Why did Jesus entrust His mother to John, the disciple whom Jesus loved? None of Jesus’ brothers believed in Him (John 7:2-5) and were not at the crucifixion. However, John was there with Mary, providing support. In R. C. H. Lenski’s words, “These two belonged together because these two were losing in Jesus’ death more than the rest. Mary was losing her son, John the master who loved him beyond the rest.”
Today’s second statement for examination is in John 19:28 (NASB) After this, Jesus, knowing that all things had already been accomplished, to fulfill the Scripture, *said, “I am thirsty.” Jesus declares his thirst to fulfill Psalm 69:21 and perhaps Psalm 22:15. Both Psalms are considered Messianic and describe righteous suffering. Despite Jesus’ agonizing suffering, He is in complete control.
Jesus third statement is John 19:30 (NASB) Therefore when Jesus had received the sour wine, He said, “It is finished!” And He bowed His head and gave up His spirit. Commenting on this verse, Scholar James Hamilton declares:

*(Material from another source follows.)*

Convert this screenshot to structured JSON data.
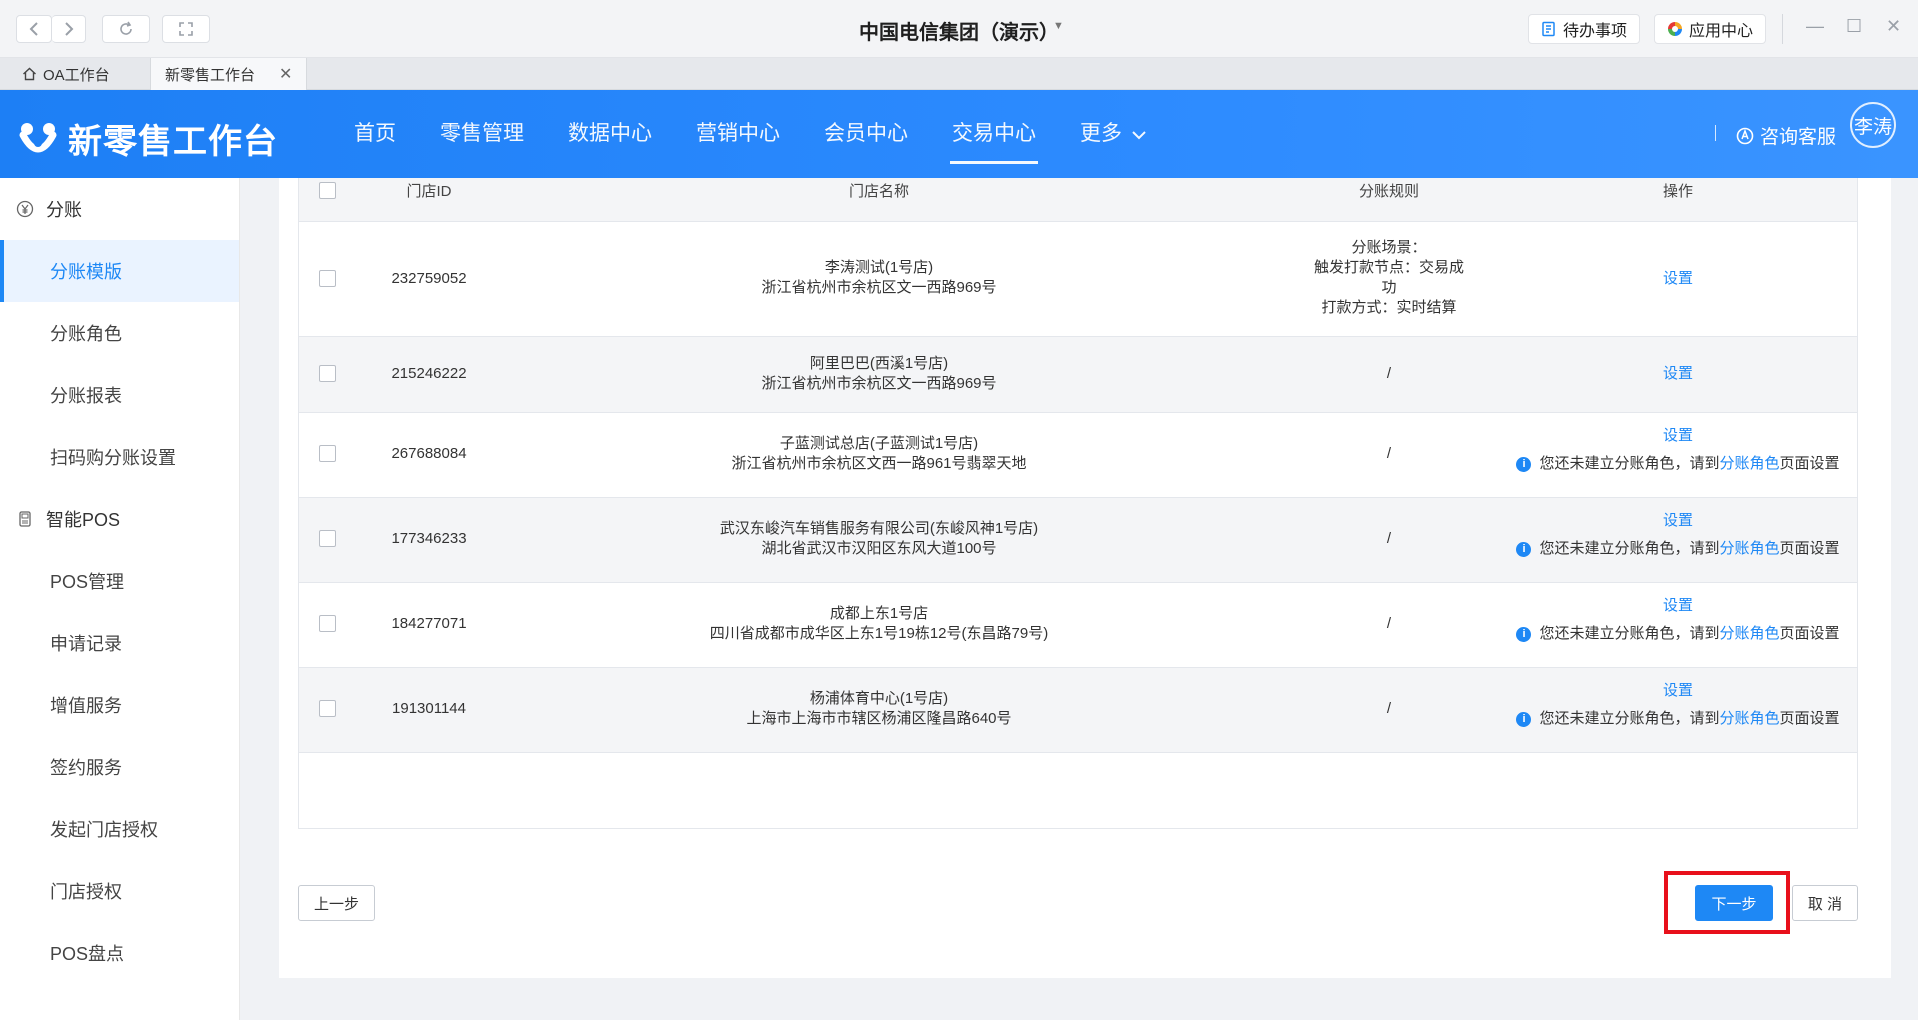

“The righteous life has been lived. The greatest demonstration of humility and love has been accomplished. Exact obedience to every righteous requirement of the Father has been maintained. The full measure of the Father’s wrath has been poured out. The cup has been drained to the dregs. The penalty for sin has been paid. The substitute has taken the place of his people. Atonement has been made for every one of their innumerable transgressions. The stains have been made clean, the Father’s wrath propitiated, the law’s demand fulfilled, the pains of the people taken, guilt forgiven, old made new, salvation accomplished, love demonstrated, truth upheld, mercy lavished, brokenness healed, evil unplugged, Satan defeated, the promise of life made. It is finished.”
On Calvary’s cross, Jesus completed His mission entrusted to Him by the Father. He loved us to the uttermost by paying the penalty our sins deserve. Thank you, Jesus!
Today’s devotion was written by Dr Leo Endel, Executive Director of the Minnesota-Wisconsin Baptist Convention.
Reunion: “Father, into your hands I commit my spirit!” In these last words from the cross, separation from the Father is becoming reunion with the Father. Jesus in full confidence of the Father and of the Father’s completed plan commits His Spirit into the hands of the Father.
His words are from Psalm 31:5, a favorite Psalm, or song, of ancient Israel. It was a reminder that in the midst’s of life’s crises and struggles God is our refuge and deliverer. At the pinnacle of the absolute darkness of the cross Jesus is fully confident of the Father’s deliverance and, even more than that, that the Father will use this act of love to bring hope and salvation to the world. His cry for deliverance is not a request to be freed from the cross but to be delivered back to the Father–mission accomplished!
Hear these words of Psalm 31 and think of what they must have meant to Jesus:
In you, O LORD, do I take refuge;
let me never be put to shame;
in your righteousness deliver me!
Incline your ear to me;
rescue me speedily!
Be a rock of refuge for me,
A strong fortress to save me!
For you are my rock and my fortress;
and for your name’s sake
you lead me and guide me;
you take me out of the net
they have hidden for me,
for you are my refuge.
INTO YOUR HAND I COMMIT MY SPIRIT;
you have redeemed me,
O LORD, faithful God.
Today, in the midst of the COVID-19 crisis, “commit your spirit” to the God you can trust!